## Recorded data

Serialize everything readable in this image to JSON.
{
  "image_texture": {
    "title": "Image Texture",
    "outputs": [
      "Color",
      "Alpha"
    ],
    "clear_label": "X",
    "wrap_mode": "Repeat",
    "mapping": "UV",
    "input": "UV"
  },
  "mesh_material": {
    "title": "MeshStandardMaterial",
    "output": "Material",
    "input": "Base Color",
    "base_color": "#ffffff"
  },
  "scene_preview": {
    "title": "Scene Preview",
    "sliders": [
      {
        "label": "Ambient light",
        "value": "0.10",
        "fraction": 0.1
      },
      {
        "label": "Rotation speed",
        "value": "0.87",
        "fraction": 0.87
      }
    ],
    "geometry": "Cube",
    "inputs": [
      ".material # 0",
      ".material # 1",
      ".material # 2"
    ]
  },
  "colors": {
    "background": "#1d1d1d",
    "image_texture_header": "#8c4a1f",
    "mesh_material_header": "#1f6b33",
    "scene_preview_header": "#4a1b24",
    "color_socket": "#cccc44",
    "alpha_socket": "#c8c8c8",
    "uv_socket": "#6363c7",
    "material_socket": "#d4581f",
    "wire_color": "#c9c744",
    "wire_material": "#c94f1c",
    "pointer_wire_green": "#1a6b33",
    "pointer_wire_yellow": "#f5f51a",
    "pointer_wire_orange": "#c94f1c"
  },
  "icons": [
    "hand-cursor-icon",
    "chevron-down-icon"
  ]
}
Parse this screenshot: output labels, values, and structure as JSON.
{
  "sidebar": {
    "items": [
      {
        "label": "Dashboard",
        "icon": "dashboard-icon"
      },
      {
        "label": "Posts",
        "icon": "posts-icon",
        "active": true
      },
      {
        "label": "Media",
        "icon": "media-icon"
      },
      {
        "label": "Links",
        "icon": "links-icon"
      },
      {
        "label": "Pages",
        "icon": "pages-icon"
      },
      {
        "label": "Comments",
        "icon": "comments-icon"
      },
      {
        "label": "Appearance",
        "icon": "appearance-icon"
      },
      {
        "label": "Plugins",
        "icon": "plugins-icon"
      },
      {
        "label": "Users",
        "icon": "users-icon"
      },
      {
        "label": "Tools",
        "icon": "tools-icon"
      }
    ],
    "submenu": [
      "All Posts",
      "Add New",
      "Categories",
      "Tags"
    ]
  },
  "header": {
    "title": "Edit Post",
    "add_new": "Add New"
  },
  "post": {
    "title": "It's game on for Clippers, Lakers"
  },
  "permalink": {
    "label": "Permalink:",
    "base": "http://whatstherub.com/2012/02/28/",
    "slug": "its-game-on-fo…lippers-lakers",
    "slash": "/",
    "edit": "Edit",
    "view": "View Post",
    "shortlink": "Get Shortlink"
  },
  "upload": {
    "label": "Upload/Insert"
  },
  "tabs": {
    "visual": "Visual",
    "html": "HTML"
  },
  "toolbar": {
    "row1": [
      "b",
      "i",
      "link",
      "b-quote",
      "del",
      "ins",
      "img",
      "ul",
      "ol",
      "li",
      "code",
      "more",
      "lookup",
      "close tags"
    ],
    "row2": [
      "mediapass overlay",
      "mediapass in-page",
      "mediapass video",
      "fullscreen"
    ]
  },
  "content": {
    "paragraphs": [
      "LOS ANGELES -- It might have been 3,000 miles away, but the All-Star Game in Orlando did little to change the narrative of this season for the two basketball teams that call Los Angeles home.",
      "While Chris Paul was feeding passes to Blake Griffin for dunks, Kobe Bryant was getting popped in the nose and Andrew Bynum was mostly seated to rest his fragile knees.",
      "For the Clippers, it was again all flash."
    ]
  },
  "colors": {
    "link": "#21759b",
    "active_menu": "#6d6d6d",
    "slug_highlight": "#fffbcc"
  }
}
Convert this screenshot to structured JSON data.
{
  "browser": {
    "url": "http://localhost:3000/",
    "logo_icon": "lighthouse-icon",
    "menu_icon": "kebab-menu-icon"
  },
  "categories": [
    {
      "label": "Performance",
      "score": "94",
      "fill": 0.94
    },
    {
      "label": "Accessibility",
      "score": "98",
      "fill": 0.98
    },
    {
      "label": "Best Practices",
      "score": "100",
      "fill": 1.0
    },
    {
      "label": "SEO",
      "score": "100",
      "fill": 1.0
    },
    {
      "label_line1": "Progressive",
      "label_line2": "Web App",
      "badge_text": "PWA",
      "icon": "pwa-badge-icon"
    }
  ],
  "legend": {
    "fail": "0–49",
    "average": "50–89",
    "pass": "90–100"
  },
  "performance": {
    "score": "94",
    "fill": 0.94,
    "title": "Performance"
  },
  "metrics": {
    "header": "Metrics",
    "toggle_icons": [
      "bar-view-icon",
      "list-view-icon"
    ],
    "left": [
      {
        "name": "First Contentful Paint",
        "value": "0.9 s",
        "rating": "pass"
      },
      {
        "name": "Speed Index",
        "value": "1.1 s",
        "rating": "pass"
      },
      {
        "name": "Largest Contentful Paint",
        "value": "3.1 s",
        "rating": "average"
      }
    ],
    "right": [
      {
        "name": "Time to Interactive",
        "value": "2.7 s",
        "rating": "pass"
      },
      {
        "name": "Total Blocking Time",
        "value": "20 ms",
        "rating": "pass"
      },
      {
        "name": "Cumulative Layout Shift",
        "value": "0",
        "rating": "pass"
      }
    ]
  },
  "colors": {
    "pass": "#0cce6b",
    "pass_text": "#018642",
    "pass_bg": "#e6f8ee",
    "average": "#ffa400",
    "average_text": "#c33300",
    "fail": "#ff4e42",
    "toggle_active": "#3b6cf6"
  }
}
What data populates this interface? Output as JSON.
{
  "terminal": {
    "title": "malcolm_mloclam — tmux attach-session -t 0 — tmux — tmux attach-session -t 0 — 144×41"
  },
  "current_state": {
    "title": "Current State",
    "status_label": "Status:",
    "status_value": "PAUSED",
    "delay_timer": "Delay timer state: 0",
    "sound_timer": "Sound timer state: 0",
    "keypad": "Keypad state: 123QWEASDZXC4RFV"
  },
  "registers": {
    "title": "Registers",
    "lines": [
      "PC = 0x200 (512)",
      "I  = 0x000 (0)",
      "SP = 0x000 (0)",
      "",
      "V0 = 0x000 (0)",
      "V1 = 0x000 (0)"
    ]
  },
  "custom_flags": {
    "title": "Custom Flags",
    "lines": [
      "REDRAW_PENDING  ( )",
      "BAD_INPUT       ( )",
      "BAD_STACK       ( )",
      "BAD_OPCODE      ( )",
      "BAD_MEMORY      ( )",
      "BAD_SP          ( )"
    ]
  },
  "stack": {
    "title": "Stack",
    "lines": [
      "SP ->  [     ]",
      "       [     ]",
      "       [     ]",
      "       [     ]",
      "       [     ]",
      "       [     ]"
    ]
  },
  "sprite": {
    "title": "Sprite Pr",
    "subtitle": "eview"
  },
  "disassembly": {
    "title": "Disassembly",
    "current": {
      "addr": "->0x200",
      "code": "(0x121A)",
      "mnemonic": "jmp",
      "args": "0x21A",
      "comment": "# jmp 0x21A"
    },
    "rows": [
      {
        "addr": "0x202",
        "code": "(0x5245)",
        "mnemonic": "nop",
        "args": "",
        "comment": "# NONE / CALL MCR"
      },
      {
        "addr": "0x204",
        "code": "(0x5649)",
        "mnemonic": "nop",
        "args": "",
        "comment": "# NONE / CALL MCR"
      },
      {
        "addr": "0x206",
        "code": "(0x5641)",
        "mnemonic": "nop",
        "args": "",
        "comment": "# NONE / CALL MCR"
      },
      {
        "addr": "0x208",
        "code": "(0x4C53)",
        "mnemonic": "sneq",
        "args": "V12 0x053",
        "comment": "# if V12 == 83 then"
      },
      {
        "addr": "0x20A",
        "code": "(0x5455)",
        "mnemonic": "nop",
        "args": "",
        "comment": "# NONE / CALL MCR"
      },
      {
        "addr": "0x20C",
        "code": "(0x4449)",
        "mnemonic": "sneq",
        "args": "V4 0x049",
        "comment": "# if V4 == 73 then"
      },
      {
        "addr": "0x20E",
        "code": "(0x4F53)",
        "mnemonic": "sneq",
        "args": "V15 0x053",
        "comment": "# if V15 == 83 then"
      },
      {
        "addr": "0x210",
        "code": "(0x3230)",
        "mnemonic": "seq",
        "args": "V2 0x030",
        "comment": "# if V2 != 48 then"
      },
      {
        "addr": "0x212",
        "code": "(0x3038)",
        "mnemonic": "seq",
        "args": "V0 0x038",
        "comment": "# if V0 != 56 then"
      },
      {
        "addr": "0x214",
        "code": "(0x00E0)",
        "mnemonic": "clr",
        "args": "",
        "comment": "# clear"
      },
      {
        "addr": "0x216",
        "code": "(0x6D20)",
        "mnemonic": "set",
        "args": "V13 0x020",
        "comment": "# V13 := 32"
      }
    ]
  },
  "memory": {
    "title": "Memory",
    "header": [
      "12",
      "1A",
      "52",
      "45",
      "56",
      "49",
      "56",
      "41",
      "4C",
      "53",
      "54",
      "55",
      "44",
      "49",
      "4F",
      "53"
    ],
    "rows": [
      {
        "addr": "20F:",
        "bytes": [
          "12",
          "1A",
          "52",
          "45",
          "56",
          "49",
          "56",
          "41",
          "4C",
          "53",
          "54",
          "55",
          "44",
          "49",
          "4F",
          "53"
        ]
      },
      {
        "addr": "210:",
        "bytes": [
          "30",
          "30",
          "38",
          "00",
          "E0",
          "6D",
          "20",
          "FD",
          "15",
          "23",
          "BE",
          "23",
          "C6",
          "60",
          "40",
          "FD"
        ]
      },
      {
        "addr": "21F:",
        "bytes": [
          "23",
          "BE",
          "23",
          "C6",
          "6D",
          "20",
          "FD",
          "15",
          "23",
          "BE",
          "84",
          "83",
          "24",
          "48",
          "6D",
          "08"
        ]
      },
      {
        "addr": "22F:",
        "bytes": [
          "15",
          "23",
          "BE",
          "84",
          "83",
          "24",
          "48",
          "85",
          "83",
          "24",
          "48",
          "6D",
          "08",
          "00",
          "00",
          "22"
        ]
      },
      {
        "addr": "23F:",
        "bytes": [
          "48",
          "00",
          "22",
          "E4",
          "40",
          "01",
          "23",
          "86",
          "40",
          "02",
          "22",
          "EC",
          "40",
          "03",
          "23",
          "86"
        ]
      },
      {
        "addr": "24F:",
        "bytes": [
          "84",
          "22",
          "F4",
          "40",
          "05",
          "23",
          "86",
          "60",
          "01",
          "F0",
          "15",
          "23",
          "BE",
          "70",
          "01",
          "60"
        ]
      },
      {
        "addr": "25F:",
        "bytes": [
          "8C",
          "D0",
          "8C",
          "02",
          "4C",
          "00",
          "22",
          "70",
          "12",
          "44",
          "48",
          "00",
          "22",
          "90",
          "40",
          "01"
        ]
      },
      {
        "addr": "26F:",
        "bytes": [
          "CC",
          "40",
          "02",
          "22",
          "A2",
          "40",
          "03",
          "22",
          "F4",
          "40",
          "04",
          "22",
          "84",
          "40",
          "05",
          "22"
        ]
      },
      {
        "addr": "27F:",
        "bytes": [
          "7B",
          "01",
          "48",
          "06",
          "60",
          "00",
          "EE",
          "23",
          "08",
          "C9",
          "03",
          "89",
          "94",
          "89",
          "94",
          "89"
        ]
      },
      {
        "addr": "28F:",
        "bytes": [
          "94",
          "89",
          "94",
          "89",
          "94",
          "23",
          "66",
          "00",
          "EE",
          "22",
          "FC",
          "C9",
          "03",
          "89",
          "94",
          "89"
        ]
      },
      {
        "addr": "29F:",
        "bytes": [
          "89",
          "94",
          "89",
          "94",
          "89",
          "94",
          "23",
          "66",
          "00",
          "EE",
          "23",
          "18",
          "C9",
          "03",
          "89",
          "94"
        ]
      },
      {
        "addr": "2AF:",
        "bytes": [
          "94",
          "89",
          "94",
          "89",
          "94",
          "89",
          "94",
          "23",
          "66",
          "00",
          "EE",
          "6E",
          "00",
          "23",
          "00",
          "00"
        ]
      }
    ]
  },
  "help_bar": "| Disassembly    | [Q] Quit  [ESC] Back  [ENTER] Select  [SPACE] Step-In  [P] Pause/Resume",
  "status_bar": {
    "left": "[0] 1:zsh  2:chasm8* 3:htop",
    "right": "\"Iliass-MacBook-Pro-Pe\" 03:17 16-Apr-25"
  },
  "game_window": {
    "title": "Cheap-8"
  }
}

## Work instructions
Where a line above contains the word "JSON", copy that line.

## Solution to this exercise
Serialize everything readable in this image to JSON.
Parse this screenshot: output labels, values, and structure as JSON.
Convert this screenshot to structured JSON data.
What data populates this interface? Output as JSON.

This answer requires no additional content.